It’s hard to believe that seven or eight years ago many of you didn’t know how to turn on a computer. Today it’s a part of all of our lives — from grandmothers surfing the net to children learning their ABCs. While computers can and do increase our productivity, they are also a source of eye strain. Chronic eye strain is the second most common complaint among computer users. Wonder why? The answer is simple: the eyes weren’t designed to stare at flat (two-dimensional) screens or books for hours upon hours.

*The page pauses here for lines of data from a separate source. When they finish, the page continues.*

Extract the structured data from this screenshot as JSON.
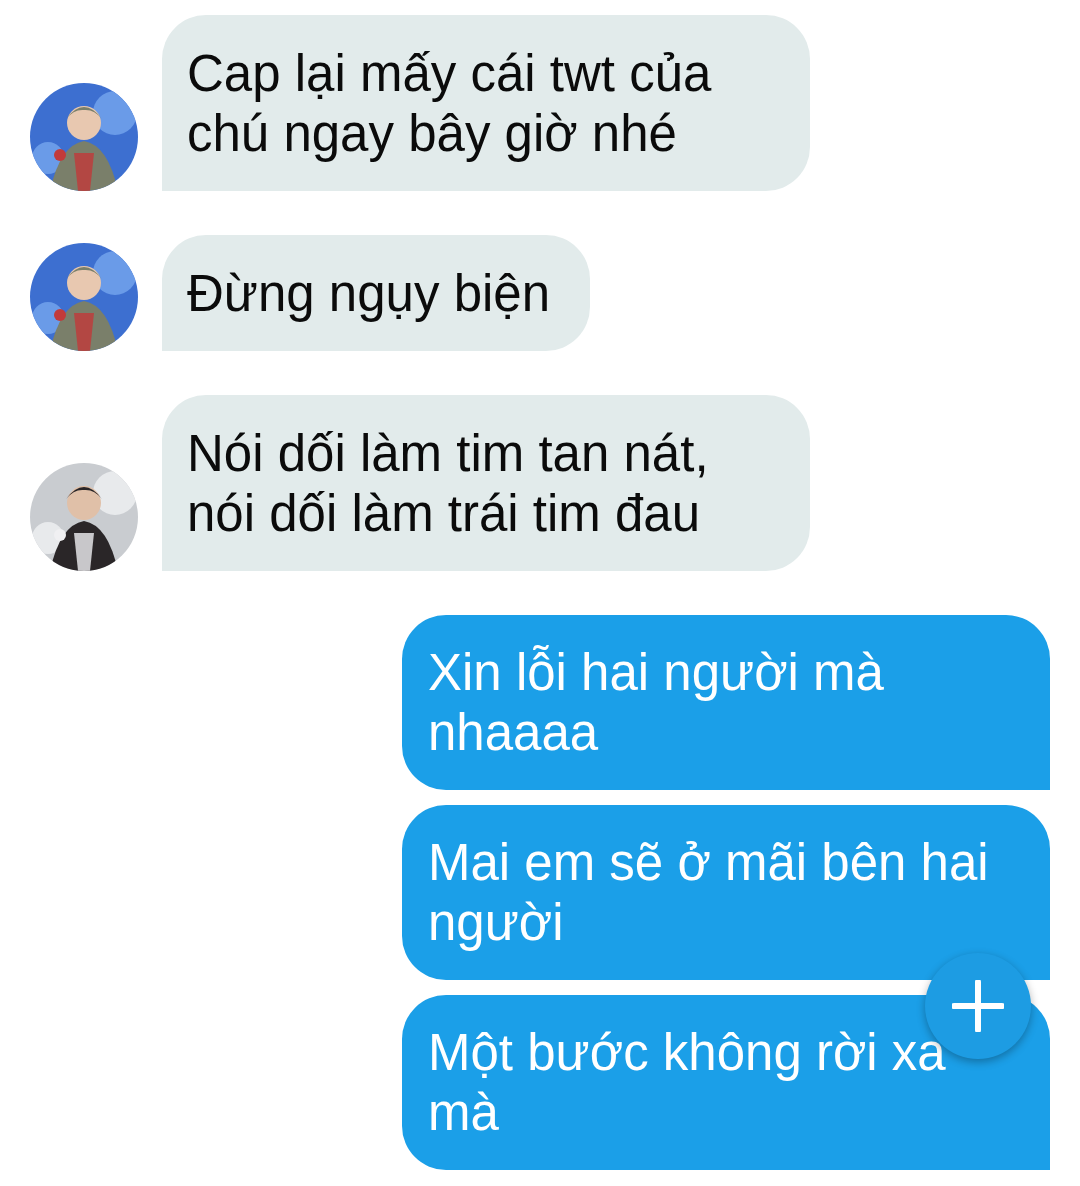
{
  "messages": [
    {
      "kind": "received",
      "text": "Cap lại mấy cái twt của chú ngay bây giờ nhé"
    },
    {
      "kind": "received",
      "text": "Đừng ngụy biện"
    },
    {
      "kind": "received",
      "text": "Nói dối làm tim tan nát, nói dối làm trái tim đau"
    },
    {
      "kind": "sent",
      "text": "Xin lỗi hai người mà nhaaaa"
    },
    {
      "kind": "sent",
      "text": "Mai em sẽ ở mãi bên hai người"
    },
    {
      "kind": "sent",
      "text": "Một bước không rời xa mà"
    }
  ],
  "compose_button": {
    "kind": "add"
  }
}
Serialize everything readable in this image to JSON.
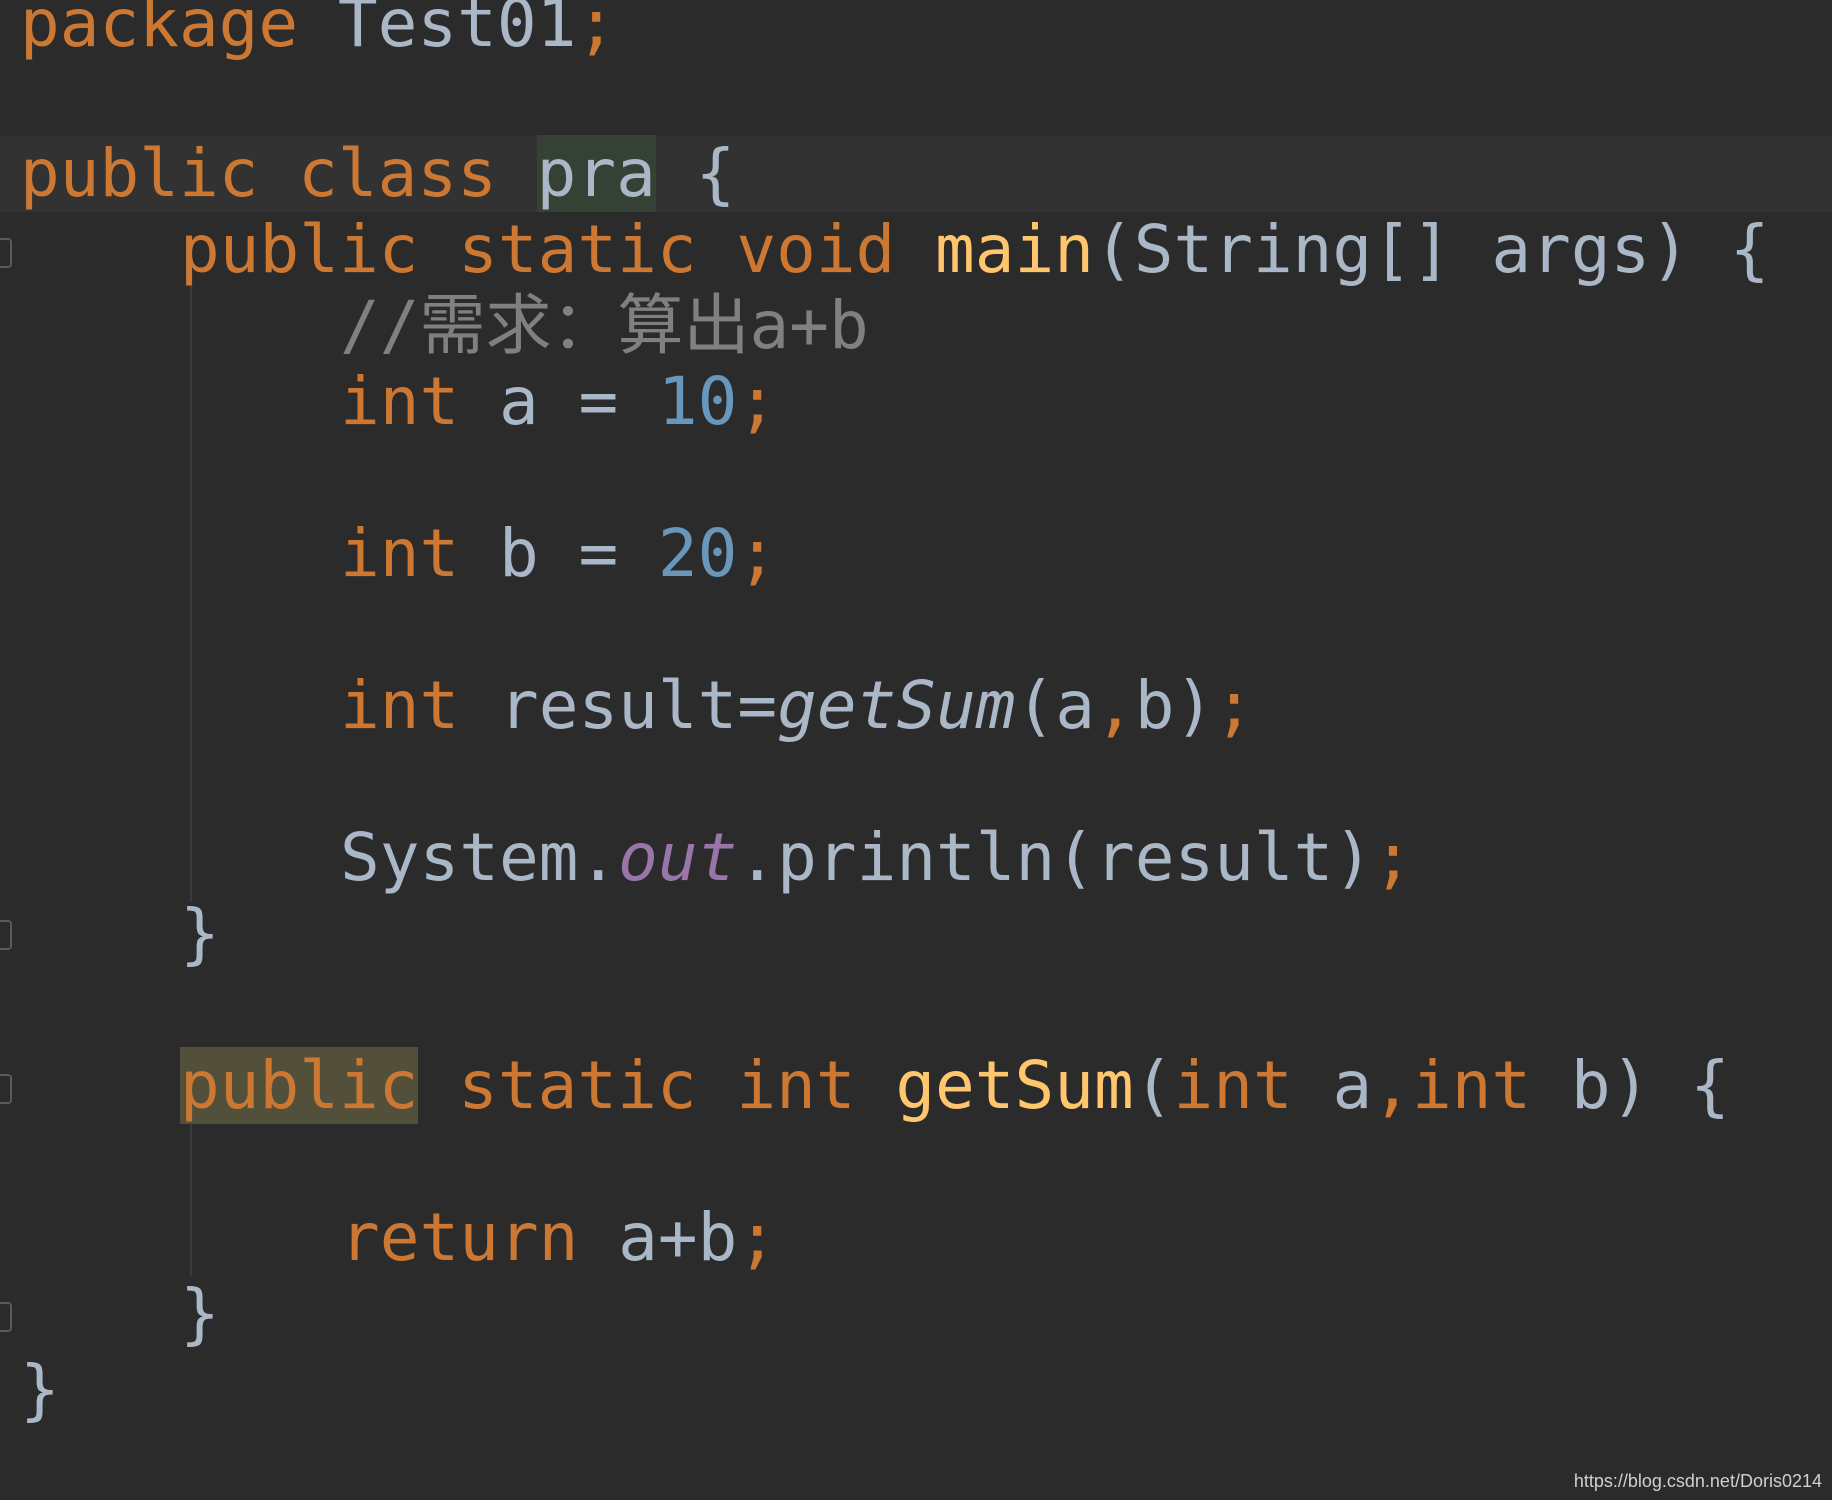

Computer use requires the eyes to maintain fixed focusing and eye alignment at 20 inches for long periods of time. The eyes were designed to constantly change fixation to look for danger or to find food. Focusing and eye teaming (convergence) constantly change while looking at real objects, which have texture and depth. Evolution and technology have changed that. Our eyes stay at a fixed distance when viewing books or computer screens which causes the eyes to become locked in this close range, increasing near-sightness or myopia. Now you know why so many people need glasses, contact lenses or refractive surgery. This constant fixation on a computer screen also causes blurred vision, headaches, eye strain, sleepiness and overall fatigue. Lastly, with sustained fixation the eyes do not blink enough, so they dry out. That’s why they burn or feel gritty. If you are not blinking enough use a good quality artificial tear such as Refresh Tears, Genteal, or Hypotears.
What else can we do to prevent eye strain? First, we can develop better habits. Look away from the screen and take a deep breath every once in awhile — get those eyes to relax. Then look near then far and back and forth as rapidly as possible for a couple of minutes every hour you are on the computer. Make sure you keep the image you are looking at clear. This pumping of the focusing and eye-aiming muscles develops flexibility. This will help some of you but not all of you. Some patients will need special computer glasses.
Glasses for reading and glasses for computer use should be different. Normal reading is at 16 inches and in a downward position, while computer viewing is at 20-26 inches with the screen located directly in front of you. Thus, normal bifocals may be too strong and/or not set high enough for computer viewing. The result: a stiff neck, or worse, a bad back. Ask Kris, our optician, about the new specialized computer lenses from Zeiss, first in the name of quality optics.
Lastly, some of you may need a course of exercises to get those eye muscles working properly. Sometimes the exercises can be simple and done at home while other times the exercises are more complex and need to be done in our office. Many of us with simple problems won’t complete a home exercise program and need the diligence of a properly constructed individualized program. If you have computer eye strain that is not resolved with the simple tips above, make an appointment with Dr. Cooper, Carniglia or Colavito.
For more information, visit this outside web site on Computer Vision Syndrome
Sure does. The smaller the pixels the easier it is for the eyes to accurately focus. The newer flat screen monitors provide the best resolution and are easy on your eyes. Also, make the font bigger (12 point) it will be easier to view. With flat screen monitors there is no need for anti-glare screens.